[Stored records]
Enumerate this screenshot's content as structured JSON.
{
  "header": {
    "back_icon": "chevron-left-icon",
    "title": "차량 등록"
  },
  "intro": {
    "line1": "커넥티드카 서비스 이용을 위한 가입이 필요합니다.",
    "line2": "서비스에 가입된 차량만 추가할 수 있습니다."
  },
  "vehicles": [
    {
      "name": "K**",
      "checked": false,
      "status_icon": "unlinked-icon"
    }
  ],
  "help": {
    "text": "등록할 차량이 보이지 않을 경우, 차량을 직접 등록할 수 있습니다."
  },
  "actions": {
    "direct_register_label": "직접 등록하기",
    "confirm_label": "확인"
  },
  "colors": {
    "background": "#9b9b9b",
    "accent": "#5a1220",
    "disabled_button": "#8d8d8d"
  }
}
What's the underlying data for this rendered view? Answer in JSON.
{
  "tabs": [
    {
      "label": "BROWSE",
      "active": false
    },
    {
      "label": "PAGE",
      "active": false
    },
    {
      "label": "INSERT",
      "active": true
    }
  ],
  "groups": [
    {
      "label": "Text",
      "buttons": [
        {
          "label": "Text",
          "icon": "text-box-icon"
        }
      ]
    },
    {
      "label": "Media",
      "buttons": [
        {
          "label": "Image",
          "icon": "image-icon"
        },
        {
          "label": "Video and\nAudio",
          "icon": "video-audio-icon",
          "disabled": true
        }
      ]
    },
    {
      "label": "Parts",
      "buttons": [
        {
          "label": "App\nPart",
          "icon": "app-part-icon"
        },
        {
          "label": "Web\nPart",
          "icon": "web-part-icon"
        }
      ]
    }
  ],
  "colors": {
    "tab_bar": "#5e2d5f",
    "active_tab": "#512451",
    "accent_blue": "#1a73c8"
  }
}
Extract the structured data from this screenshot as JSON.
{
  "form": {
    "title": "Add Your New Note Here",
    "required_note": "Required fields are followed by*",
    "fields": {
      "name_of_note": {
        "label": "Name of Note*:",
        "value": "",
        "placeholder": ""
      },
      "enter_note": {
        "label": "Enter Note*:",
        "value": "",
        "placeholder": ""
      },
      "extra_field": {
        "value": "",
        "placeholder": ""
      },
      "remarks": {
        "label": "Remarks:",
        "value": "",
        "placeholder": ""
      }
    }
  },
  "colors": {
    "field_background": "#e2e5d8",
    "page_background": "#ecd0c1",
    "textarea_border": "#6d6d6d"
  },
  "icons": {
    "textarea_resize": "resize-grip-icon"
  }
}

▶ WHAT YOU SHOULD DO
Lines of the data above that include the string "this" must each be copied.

▶ ANSWER BOX
Enumerate this screenshot's content as structured JSON.
What's the underlying data for this rendered view? Answer in JSON.
Extract the structured data from this screenshot as JSON.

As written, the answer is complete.